Re: Runoff, habitat loss, climate change key water concerns, Oak Bay News, April 15, 2016
Dr. Copping was chair of a 1990s international regional team of scientists charged with evaluating the “mixing” of waters, fish and other organisms in the salt water off between B.C. and Washington State and other effects such as land-based runoff, habitat loss and climate change.
Simultaneously, many of us, myself and others from North Vancouver to Squamish, were working on habitat restoration for restoration of wild salmon stocks through societies such as Streamkeepers, Wetlandkeepers and Shorelinekeepers.
We deeply engaged municipal, federal, provincial and indigeneous governments, Pacific Salmon Foundation, and university graduate students.
We included environmental scientists, foresters, landscapers, geologists, realtors, elementary schools, volunteers, etc. The Howe Sound forums arose to consider regional planning, akin to the Fraser Basin Management Board, because we faced multiple massive development proposals.
A couple of years ago, I received a large report from the Squamish Nation. A group navigated the coastline starting from off the Pacific coast of Washington State, along into the Seattle area, north along the coastline into Canada, into the Vancouver harbour areas and along the coastline up to Squamish. The data led me to recommend that the sources of a couple of polluted sites needed to be identified. This study was an ideal regional baseline map for salmon and orca habitat restoration work.
Twenty years ago, Dr. Copping’s team informed Premier Harcourt that Victoria’s sewage output was insignificant. This is the flea that is driving our region to distraction, when we should be focused on the elephant.
It would be nice to see the more recent data from Squamish Nation’s study, along with all shoreline water quality data from B.C. and U.S. communities posted on a map on the Internet for all voters to see. The map should be periodically updated, quickly treating new seriously polluted point sources.
The elephant is the approximately 6 million people sharing the regional international waters with the orca, salmon etc. Victoria, at 350,000 people, is contributing only a tiny part to all the changes that are affecting our shared waters, as Dr. Copping told Premier Harcourt.

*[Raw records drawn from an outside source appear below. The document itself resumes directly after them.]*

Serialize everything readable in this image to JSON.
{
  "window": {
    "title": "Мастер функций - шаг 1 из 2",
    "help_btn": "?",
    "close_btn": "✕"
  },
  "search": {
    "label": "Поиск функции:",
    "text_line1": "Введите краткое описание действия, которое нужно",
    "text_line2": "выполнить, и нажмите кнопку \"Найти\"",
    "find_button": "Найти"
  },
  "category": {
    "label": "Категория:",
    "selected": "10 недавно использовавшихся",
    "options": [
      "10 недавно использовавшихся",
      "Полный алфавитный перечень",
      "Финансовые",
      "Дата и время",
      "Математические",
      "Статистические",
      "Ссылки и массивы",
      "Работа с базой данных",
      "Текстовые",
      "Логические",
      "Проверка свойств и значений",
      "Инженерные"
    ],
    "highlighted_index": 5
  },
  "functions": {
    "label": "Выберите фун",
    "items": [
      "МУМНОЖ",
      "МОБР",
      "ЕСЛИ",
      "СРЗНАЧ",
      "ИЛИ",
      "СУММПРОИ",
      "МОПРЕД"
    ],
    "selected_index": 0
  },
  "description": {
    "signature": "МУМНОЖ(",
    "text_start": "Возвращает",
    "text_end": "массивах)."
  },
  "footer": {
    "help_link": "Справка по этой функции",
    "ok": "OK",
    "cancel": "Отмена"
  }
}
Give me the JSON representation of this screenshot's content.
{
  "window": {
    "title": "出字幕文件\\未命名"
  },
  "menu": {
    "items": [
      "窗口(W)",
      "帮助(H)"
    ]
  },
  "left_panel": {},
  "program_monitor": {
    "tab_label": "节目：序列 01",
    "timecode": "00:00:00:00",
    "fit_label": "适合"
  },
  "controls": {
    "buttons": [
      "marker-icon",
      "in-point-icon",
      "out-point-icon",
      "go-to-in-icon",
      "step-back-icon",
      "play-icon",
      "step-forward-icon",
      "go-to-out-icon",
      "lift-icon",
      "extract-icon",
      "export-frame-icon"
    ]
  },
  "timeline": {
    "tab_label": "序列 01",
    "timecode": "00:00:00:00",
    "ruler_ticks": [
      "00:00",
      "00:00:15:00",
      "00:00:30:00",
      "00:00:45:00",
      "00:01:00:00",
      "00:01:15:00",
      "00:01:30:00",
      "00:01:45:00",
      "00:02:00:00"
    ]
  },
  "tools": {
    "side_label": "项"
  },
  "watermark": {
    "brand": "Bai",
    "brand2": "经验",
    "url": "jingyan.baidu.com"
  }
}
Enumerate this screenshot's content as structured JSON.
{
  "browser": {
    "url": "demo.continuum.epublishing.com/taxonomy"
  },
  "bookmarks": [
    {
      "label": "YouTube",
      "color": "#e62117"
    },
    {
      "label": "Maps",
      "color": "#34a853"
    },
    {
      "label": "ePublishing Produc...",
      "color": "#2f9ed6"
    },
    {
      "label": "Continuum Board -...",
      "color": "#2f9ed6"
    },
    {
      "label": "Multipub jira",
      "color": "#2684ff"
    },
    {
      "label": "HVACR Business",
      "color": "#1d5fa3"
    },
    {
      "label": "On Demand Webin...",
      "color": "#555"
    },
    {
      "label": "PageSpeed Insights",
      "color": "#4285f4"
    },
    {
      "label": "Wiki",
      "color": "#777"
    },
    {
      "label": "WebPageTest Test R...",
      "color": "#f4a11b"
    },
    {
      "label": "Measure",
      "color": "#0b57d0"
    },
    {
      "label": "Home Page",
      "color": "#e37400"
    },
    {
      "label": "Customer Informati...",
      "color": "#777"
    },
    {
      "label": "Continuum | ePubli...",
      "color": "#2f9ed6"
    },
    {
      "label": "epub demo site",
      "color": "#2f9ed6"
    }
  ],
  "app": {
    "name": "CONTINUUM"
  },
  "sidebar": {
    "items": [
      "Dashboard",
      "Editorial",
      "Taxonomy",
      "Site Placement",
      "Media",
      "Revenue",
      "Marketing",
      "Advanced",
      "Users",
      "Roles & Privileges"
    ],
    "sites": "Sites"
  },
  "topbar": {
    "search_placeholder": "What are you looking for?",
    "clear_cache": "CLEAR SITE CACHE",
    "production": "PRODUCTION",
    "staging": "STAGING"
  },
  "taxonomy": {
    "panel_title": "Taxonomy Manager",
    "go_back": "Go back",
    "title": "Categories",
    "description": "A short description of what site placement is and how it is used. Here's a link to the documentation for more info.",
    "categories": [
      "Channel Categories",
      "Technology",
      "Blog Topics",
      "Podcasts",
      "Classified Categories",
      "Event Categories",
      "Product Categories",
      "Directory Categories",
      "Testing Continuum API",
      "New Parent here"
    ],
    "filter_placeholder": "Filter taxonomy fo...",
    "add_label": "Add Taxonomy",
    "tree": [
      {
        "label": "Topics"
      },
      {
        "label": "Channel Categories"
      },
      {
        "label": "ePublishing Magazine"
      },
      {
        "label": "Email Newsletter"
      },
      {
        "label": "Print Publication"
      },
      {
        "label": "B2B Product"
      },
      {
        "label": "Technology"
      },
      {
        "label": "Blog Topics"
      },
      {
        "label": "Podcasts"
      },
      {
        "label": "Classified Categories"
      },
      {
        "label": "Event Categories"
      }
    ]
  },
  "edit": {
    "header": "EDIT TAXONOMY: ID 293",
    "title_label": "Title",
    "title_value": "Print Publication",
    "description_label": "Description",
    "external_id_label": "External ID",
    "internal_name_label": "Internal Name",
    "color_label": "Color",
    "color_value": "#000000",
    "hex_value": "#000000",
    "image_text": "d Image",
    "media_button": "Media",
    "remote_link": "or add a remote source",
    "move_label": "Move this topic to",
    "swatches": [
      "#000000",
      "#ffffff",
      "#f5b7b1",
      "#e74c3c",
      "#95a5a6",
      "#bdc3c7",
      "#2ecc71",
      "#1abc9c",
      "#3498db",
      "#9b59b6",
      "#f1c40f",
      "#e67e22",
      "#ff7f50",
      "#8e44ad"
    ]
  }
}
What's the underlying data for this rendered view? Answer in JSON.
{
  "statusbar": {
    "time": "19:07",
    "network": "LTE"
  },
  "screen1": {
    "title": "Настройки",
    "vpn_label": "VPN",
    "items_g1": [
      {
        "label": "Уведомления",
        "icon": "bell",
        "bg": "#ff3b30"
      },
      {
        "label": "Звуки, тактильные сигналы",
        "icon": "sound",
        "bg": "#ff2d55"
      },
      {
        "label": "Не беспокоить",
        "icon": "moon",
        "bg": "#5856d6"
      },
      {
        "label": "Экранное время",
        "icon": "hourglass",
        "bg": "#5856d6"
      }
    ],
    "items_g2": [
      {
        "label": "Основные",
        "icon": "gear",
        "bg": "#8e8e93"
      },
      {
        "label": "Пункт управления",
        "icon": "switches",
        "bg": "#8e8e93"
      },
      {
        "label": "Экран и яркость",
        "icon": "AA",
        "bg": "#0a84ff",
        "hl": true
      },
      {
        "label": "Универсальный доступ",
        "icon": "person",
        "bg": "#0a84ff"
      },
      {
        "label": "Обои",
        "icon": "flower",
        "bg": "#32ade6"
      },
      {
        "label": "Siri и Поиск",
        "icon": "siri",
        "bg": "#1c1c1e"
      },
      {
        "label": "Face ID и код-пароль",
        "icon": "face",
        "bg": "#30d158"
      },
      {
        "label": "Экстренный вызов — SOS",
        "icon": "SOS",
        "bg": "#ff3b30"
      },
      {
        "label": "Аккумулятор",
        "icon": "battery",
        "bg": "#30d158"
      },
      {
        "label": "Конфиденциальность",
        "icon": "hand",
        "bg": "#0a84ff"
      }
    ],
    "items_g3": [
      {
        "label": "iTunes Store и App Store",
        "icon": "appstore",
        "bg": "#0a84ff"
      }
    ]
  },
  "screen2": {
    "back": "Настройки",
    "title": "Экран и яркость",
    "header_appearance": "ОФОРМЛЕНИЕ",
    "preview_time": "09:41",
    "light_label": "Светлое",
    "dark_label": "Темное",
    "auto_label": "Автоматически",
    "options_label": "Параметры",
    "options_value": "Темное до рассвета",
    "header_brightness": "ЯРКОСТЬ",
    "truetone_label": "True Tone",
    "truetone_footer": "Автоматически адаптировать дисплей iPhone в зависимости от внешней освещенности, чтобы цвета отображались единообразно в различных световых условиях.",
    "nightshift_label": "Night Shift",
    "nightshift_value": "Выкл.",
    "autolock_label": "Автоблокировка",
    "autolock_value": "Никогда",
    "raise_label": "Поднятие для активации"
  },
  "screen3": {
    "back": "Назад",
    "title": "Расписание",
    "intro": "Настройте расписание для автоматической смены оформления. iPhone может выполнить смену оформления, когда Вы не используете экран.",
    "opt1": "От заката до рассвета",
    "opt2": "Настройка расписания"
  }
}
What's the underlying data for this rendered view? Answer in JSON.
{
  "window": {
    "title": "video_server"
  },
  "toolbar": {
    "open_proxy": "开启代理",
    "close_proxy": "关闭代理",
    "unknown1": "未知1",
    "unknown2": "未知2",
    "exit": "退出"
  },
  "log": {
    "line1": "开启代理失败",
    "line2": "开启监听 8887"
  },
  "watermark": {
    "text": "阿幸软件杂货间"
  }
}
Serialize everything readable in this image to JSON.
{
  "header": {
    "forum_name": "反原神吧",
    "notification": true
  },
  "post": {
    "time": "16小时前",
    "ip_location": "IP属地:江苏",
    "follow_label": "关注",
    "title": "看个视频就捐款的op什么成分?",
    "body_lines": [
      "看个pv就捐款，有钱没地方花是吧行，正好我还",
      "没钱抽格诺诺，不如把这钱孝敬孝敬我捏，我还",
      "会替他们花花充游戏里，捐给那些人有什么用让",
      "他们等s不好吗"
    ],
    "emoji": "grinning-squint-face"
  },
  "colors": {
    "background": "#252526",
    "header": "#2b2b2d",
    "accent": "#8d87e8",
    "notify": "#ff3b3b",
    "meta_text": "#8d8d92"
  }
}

Further, 80 per cent of the planet’s people live along coastlines, suggesting global salt water quality standards be developed. Dr. Littlepage, pointed out, in a previous article, we are applying fresh water quality standards to salt water sewage outfalls. Those standards were developed to clean up fresh water quality in the Great Lakes, not our oceans.
To see more about the nutrient load in the Salish Sea, http://salish-sea.pnnl.gov/PSGB/PSGB_Model/Water_Quality/Nutrient_Loads.stm.